I grew up in Cupertino, California, which is both the cozy suburban home of Apple Computer and a hub of what is still haltingly referred to as the “Silicon Valley.” My high school was definitely not in the business of placing people on the road to becoming professional musicians, so as an aspiring drummer I somehow found my way into a cult-like activity known as drum and bugle corps. I always struggle to find the words to describe this activity; I’ve heard “marching band on steroids” used more than once. Through Zen-like focus and a commitment that borders on the fanatical, (think 12 hour days in the dead of summer running around with fifty pounds of drum strapped to your back) these groups achieve something quite remarkable, especially considering that no member is over the age of 21. But the particular relevance for my future as a musician was that here I was first introduced to the music of composers like Adams, Debussy, Bartok, and Glass, just to name a few. I spent two summers in the Santa Clara Vanguard as a tenor player before I was finished with high school.
Thinking I would major in computer science, I entered UCLA as an undergrad and soon discovered that my interest in computers and electronics, having been basically bred into me, was at that point mainly serving my interest in music. I discovered Aphex Twin and the Chemical Brothers around the same time that I discovered the marimba and vibraphone. After a change of major and some serious catch-up, I felt I had finally found my place, and I ended up double-majoring in performance and composition and continuing with grad school in New York at Juilliard.

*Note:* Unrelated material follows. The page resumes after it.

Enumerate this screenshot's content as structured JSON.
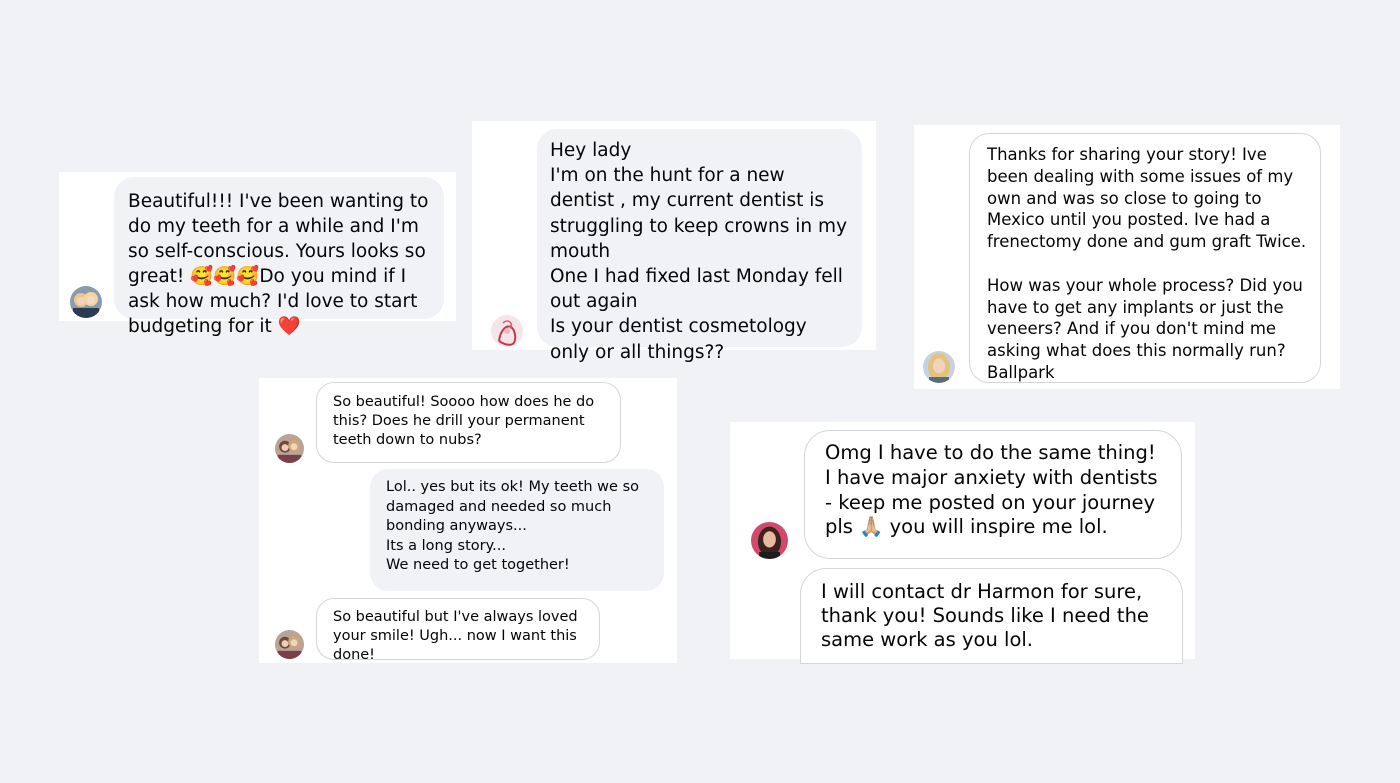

These days I’m enjoying the contemporary music scene in New York as a freelancer, and in addition to Alarm Will Sound I play with the American Contemporary Music Ensemble (ACME), Line C3 percussion group, Knights Chamber Orchestra, and whoever else happens to call. I live in Brooklyn and spend any rarely available free time tinkering with electronic music gadgets and trying to read comics in Japanese.